Home Payment processors Is Adyen a buy? | The Motley Fool

Is Adyen a buy? | The Motley Fool


The global card payment market is expected to grow rapidly in the coming years. According to Nilson Report, a credit card data service, the global volume of card payments will reach $52.4 trillion by 2026, and for every transaction there must be a payment processor. Therefore, with the rapid evolution of digital payments, payment processors have a huge opportunity to thrive.

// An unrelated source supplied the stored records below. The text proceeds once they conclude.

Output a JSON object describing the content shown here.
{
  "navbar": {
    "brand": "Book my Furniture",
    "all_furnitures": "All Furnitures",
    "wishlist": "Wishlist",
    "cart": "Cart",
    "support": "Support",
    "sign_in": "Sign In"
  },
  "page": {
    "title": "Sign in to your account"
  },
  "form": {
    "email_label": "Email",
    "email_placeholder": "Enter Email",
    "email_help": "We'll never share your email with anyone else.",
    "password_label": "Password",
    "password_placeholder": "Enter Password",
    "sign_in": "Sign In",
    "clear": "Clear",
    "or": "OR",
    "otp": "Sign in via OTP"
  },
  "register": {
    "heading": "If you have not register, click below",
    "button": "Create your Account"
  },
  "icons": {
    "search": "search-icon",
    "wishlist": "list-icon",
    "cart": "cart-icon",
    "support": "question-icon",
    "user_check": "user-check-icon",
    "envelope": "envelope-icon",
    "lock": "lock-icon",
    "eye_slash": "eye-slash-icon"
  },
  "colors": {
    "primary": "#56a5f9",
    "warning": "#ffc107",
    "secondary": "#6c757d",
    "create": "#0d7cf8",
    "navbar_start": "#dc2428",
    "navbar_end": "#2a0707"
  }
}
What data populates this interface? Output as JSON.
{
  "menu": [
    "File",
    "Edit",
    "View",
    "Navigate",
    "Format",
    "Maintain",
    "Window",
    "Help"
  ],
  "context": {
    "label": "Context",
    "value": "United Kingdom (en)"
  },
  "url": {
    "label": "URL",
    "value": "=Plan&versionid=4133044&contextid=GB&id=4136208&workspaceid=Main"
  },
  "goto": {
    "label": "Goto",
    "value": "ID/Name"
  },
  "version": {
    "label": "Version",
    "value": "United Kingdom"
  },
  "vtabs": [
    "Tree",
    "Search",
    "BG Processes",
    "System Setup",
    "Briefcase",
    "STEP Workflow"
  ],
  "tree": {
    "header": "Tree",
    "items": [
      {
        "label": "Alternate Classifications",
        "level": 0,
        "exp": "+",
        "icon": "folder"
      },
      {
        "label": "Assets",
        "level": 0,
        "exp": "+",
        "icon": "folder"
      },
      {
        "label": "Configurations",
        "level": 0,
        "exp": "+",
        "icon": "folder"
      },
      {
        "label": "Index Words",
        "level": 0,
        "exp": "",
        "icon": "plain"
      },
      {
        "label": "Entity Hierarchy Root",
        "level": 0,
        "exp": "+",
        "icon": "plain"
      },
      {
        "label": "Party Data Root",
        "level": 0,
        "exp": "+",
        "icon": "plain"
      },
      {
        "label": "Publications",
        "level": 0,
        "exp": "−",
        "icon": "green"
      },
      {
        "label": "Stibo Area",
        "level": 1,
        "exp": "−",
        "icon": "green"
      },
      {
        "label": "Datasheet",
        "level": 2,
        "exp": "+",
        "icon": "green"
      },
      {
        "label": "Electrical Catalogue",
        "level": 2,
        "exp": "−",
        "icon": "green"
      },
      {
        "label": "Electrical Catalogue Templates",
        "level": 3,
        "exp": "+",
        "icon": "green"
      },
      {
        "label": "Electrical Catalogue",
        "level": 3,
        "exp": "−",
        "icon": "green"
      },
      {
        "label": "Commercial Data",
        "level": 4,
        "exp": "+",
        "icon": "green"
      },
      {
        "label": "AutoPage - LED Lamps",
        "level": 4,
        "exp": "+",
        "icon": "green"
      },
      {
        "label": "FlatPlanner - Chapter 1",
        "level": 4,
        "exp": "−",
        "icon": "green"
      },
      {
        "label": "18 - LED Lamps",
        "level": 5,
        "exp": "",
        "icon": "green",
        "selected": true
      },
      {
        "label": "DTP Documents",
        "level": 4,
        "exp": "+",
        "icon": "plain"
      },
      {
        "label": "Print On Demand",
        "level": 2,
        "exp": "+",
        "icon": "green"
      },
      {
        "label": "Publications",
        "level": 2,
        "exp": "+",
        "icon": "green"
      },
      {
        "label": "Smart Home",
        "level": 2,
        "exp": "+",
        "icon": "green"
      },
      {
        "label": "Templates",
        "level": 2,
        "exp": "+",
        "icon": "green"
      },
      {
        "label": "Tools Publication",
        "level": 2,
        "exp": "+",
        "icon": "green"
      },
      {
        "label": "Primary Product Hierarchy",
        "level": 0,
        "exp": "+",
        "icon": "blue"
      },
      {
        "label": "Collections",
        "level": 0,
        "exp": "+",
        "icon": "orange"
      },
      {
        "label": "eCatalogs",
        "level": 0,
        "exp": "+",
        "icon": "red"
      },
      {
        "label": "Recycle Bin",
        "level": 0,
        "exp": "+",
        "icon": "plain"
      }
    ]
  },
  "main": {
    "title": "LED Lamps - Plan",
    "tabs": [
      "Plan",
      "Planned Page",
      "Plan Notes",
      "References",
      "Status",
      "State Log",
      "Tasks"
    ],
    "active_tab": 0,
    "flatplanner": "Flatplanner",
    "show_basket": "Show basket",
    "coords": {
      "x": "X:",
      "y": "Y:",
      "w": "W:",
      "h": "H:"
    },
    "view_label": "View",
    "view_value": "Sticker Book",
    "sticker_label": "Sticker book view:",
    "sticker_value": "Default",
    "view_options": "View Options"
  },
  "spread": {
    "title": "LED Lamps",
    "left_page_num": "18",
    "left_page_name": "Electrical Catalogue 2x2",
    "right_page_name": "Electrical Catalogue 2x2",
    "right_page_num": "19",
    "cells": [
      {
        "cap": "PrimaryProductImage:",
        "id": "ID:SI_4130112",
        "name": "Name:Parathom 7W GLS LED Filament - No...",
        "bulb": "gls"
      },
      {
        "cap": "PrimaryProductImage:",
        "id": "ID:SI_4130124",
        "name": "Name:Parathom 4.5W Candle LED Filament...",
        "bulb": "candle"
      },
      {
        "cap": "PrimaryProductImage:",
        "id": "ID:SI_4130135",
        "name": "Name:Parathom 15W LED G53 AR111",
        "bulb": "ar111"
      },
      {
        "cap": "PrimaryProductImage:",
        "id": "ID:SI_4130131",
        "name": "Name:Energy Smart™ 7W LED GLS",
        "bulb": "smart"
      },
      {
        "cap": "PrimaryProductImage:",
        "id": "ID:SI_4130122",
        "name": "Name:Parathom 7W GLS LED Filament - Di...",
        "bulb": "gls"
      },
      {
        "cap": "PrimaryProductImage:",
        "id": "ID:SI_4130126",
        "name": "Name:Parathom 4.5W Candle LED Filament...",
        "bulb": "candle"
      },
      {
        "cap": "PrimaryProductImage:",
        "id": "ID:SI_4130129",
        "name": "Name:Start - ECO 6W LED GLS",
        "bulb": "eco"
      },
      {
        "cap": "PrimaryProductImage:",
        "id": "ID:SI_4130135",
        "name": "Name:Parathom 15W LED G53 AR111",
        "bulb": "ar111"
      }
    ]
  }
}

Adyen (ADYE.Y 1.91%) is an attractive choice in this market. Although many investors may not be familiar with the company, if you’ve ever bought a burger from McDonald’s or paid for your Spotify subscription with a debit card or digital payment method, you used Adyen, which is based in Amsterdam. With stocks around 60% below their all-time highs, should you add this payment processor to your portfolio?

Image source: Getty Images.

Adyen stands out

Adyen’s main sources of revenue are its processing and settlement fees, which the company gets when traders initiate a transaction or complete one on its platform. However, the company also has risk management and digital card issuance services to ease friction for merchants.

This complete offer attracted a lot of attention. As a result, the company processed more than €516 billion (about $540 billion) in total payment volume (TPV) in 2021. That said, Adyen faces fierce competition from behemoths like PayPal (PYPL -0.73%) and To block (SQ 3.44%)as well as pure games like Stripe.

However, Adyen has a competitive advantage that has enabled it to catch up with some of its rivals: it is the leader in low-cost. Instead of increasing its acceptance rate as consumers push more volume through its platform, Adyen lowers this. This incentivizes its customers to make Adyen their primary processing platform. In 2021, Adyen’s take rate was just 19.4 basis points, down 14% year-over-year, as it gained additional volume.

Catch up with the competition

This low-cost differentiator has worked well for the company in recent years. Remember when eBay abandoned PayPal as the main payment platform in 2018? It was in favor of Adyen. Recently, it has caught up with the big dogs in the payment processing industry. In 2021, the volume processed by the company grew by 70% year-over-year, a rate well above PayPal’s POS growth of 33% over the same period.

This helped boost revenue to €1 billion in 2021, a 48% year-on-year gain. In the medium term, Adyen hopes to grow revenue at a compound annual growth rate of 20-30%, far exceeding PayPal’s projected 12% revenue increase in 2022.

Although Stripe is likely growing much faster than PayPal, it is a private company, so its finances are unknown. However, Stripe’s estimated revenue in 2020 was $7.4 billion and grew 70% year over year, according to the the wall street journal.

What could go wrong

In terms of risks, the most important is fierce competition. That said, Adyen is growing fast and springing cash, which could help it invest much faster than its rivals. In 2021, Adyen posted a strong EBITDA (earnings before interest, tax, depreciation and amortization) margin of 63% and generated nearly €567 million of free cash flow.

Adyen is a global company with revenues from around the world, but nearly 60% of its revenue comes from Europe, the Middle East and Africa, and 23% from North America. The United States and many economies in Europe are experiencing higher inflation and higher interest rates, which could lead to slower economic activity. Since Adyen makes money on trading volume, this could hurt the business in the short term.

The final concern is valuation. Adyen is trading at 73 times earnings, a high multiple. However, the company might not focus on profitability but on generating cash to fuel long-term adoption. Therefore, a valuation based on free cash flow is more insightful – and on this front, Adyen is trading at an attractive 20x free cash flow.

Is Adyen a buy right now?

If the company can continue to persuade companies to move more of their payment volume to Adyen, then the company could see long-term success. With its breathtaking cash flow, Adyen has more than enough cash to continue building a more innovative and attractive platform for businesses. However, if the company’s pick rate continues to decline without an increase in processed volume, this would be of concern.

While Adyen isn’t a risk-free investment, there’s enough to like about the company to at least put it on your watch list. There is strong competition, but the company has its own competitive advantages. For this reason, I think Adyen is worth buying right now.